Education Trickles Down
How my father's education bootstrapped my lifelong career.
by Ed Sawicki
Many WWII veterans took advantage of educational opportunities provided by the Roosevelt Administration's GI Bill. It was a very successful program and contributed to the rise of the middle class. A few companies sprang up to provide that education to working veterans via correspondence courses. These were courses that delivered lessons to students via the U.S. Mail.
Recently, I was reading a story in which a WWII veteran mentioned taking a correspondence course in radio and electronics from National Schools after the war. I paused. I remembered those courses. My father had taken one of those courses sometime after the war. I suddenly remembered a part of my early education that I had forgotten about.
In the late 1950s, I ran into a stack of large brown envelopes in a dining room cabinet. I opened them to find lessons that included drawings and schematic diagrams of various radio and electronics circuitry. When my father took the course, he had to take the lessons in order. Each lesson was mailed to him according to a schedule. Now, I had the whole course. I was able to pore over all the lessons and pick the topics that most intrigued me.
Learning wasn't enough—I wanted to build some of the things I was learning about. Thus began my shopping sprees to the local electronics supply houses for needed items. I bought magazines like Popular Electronics and scoured the advertisements in the back for good deals on mail order parts (100 quarter-watt resistors for 99 cents). To support my habit, I began repairing radios and TV sets for family and neighbors.
When I was older, my geek friends and I would take a bus to a government surplus store and come back with, for example, receivers and transmitters that were removed from WWII B-17 and B-29 bombers.
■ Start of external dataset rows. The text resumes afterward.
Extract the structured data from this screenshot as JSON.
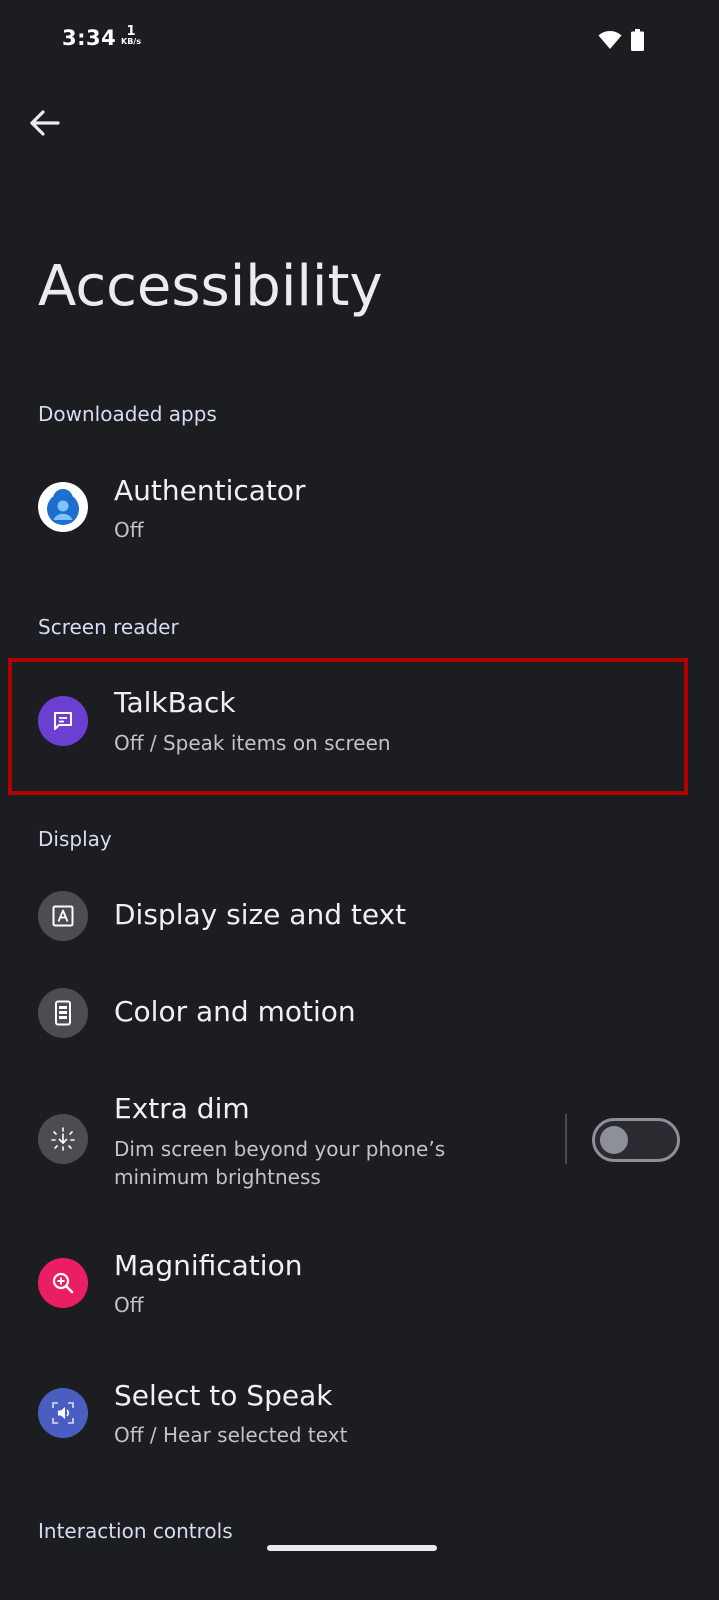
{
  "status_bar": {
    "time": "3:34",
    "net_speed_value": "1",
    "net_speed_unit": "KB/s",
    "icons": [
      "wifi-icon",
      "battery-icon"
    ]
  },
  "header": {
    "back_icon": "arrow-left-icon",
    "title": "Accessibility"
  },
  "sections": {
    "downloaded_apps": "Downloaded apps",
    "screen_reader": "Screen reader",
    "display": "Display",
    "interaction_controls": "Interaction controls"
  },
  "items": {
    "authenticator": {
      "title": "Authenticator",
      "subtitle": "Off",
      "icon": "authenticator-app-icon"
    },
    "talkback": {
      "title": "TalkBack",
      "subtitle": "Off / Speak items on screen",
      "icon": "talkback-icon"
    },
    "display_size": {
      "title": "Display size and text",
      "icon": "text-size-icon"
    },
    "color_motion": {
      "title": "Color and motion",
      "icon": "phone-display-icon"
    },
    "extra_dim": {
      "title": "Extra dim",
      "subtitle": "Dim screen beyond your phone’s minimum brightness",
      "icon": "extra-dim-icon",
      "toggle_on": false
    },
    "magnification": {
      "title": "Magnification",
      "subtitle": "Off",
      "icon": "magnify-icon"
    },
    "select_to_speak": {
      "title": "Select to Speak",
      "subtitle": "Off / Hear selected text",
      "icon": "select-to-speak-icon"
    }
  },
  "colors": {
    "background": "#1c1d21",
    "highlight_border": "#b00000",
    "talkback_icon_bg": "#6b3fd1",
    "magnification_icon_bg": "#ea1e63",
    "select_to_speak_icon_bg": "#4a5ec2",
    "neutral_icon_bg": "#4c4d52"
  }
}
I owned equipment that were likely flown over Europe and Nazi Germany—or Japan. Afterward, my trips to the library included learning more about geography and the military.